“He is pretty special in many ways,” says Peter Murray, whose wife, Jane, commissioned his first building, the East Beach Café in Littlehampton, after she sat next to him at dinner. “One of his selling points is that he’s not an architect. Quite a lot of big-name architects strike fear into the heart of clients. Thomas does the opposite.”
The lack of dogma, and the fact he isn’t burdened by an architects’ training, gives him a freshness clients like. And he refuses to be pigeon-holed. He has designed a bag made with a single length of zip, a bridge that rolls up, a new London bus and the cauldron for the London Olympics. But his ambition has always been to design buildings, says Jane Pavitt, head of design history at the Royal College of Art.

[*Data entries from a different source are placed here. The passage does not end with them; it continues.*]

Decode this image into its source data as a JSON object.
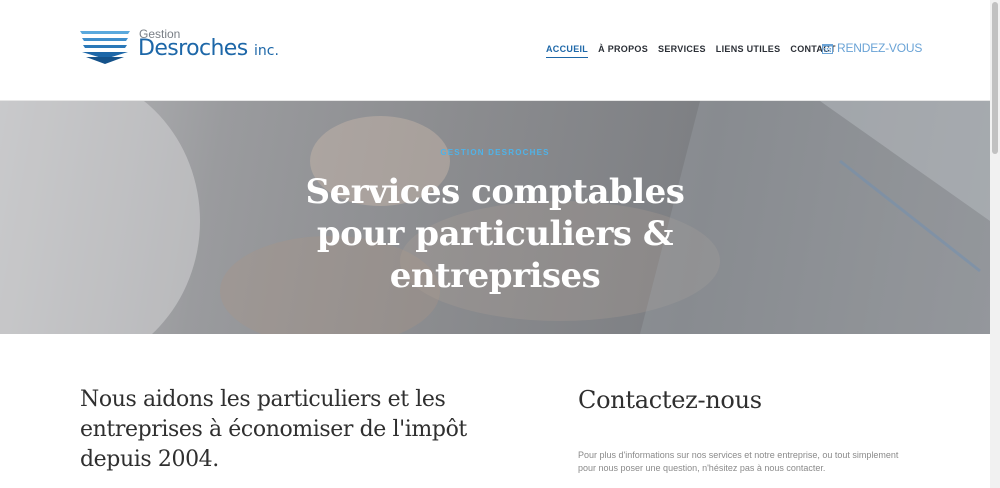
{
  "logo": {
    "small": "Gestion",
    "big": "Desroches",
    "suffix": "inc."
  },
  "nav": {
    "items": [
      {
        "label": "ACCUEIL"
      },
      {
        "label": "À PROPOS"
      },
      {
        "label": "SERVICES"
      },
      {
        "label": "LIENS UTILES"
      },
      {
        "label": "CONTACT"
      }
    ],
    "active_index": 0
  },
  "cta": {
    "label": "RENDEZ-VOUS",
    "icon": "calendar-icon"
  },
  "hero": {
    "kicker": "GESTION DESROCHES",
    "title_lines": [
      "Services comptables",
      "pour particuliers &",
      "entreprises"
    ]
  },
  "intro": {
    "lines": [
      "Nous aidons les particuliers et les",
      "entreprises à économiser de l'impôt",
      "depuis 2004."
    ]
  },
  "contact": {
    "title": "Contactez-nous",
    "text": "Pour plus d'informations sur nos services et notre entreprise, ou tout simplement pour nous poser une question, n'hésitez pas à nous contacter."
  },
  "colors": {
    "brand": "#1d67a8",
    "accent": "#4fb3e8",
    "cta": "#6aa3d6"
  }
}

As a Victoria & Albert Museum curator, Pavitt gave Heatherwick one of his first public commissions, to design a show on branding. She had seen his Harvey Nichols window commissioned by Mary Portas for the autumn fashion week in 1997 — a ribbon of laminated wood wrapped around the store — and was smitten. “He is a very good communicator. Whereas most designers had a very well honed pitch. Tom just drew a wiggly line.”
Source: Heatherwick Studio
While working on the exhibition Heatherwick moved from a small studio in Camden Town, where he had a sleeping platform above the work bench, to his current base in King’s Cross which employs 83 people, including 15 qualified architects. “You got the impression that the studio move was part of this ambition to scale up,” Pavitt says.
Twelve years later he is back at the V&A. Tellingly, the show, which opens this week, is titled Heatherwick Studio. Its curator, Abraham Thomas, says: “There has been a tendency to promote Heatherwick as the creative genius working on his own but we wanted to present how his studio is constructed and the design processes that are gone through.”
This is tricky territory. The public prefer the idea of the lone genius, but for Heatherwick it’s important the studio is recognised in its ambition to bring design, architecture and craft under one roof. No one is doing this — architects design furniture, but in a very hands-off way — yet it’s a method of working that has historical roots. “In a sense he’s rolling back time before the rise of the specialised practitioner when designers were also masons,” says Thomas.
In his new book Making, Heatherwick describes his frustration with the elite professions of architecture and engineering, and architects’ lack of practical experience such as casting form in concrete. The separation between designers and makers is a reason “why much of the new architecture I saw around me felt sterile and lacking in three-dimensional sophistication”, he writes in the introduction.
“The Heatherwick Studio is at an interesting tipping point. It’s a short time after the UK pavilion [completed in 2010] and it’s now moving into proper buildings,” says Thomas. But the question is: can he make that leap of scale?
Since the East Beach Café, architects have questioned if his ideas-driven approach can survive the more complex demands of a larger building. “I am in awe of what he’s done,” says an architect who was in the year above Heatherwick at the RCA, “but the café is an unsophisticated piece of architecture. His ideas are very seductive but he has a very basic way of achieving a programme.”
And many remain simply ideas, which never get built. What is remarkable is how many projects are still languishing in the bottom drawer, including the pillar of ice for the courtyard of the V&A, which had to be abandoned on cost grounds. According to one V&A insider: “It was far too big, too grandiose, and couldn’t be justified, but Mark [museum director Mark Jones] got carried away.”
He is a very good communicator. Whereas most designers had a very well honed pitch. Tom just drew a wiggly line
Sometimes the idea becomes unstuck — literally, in the case of the B of the Bang sculpture for the 2000 Manchester Commonwealth Games, which was dismantled four years later after the spikes fell off.
“It’s not perfect architecture but you go to Thomas when you want something a little bit quirky,” says another architect who has competed against him. “He revived the British brand at the Shanghai Expo and there is no one in the architecture profession who could come close to doing that. Architects all worry about the building rather than the beautiful idea.”
But the beautiful idea has to be realised, and as the studio grows some say it could suffer because there won’t be the same commitment to experimentation and he won’t be allowed to make mistakes.
“He has lovely ideas and he is a very inventive person, but there is a risk he’ll remain a product designer who sometimes does buildings,” says Gwyn Miles, former director of projects at the V&A who now runs Somerset House.
But there is a chance, too, he’ll continue to blow away architecture’s cobwebs to reveal something brilliant that makes the Leonardo comparison seem not too far fetched after all.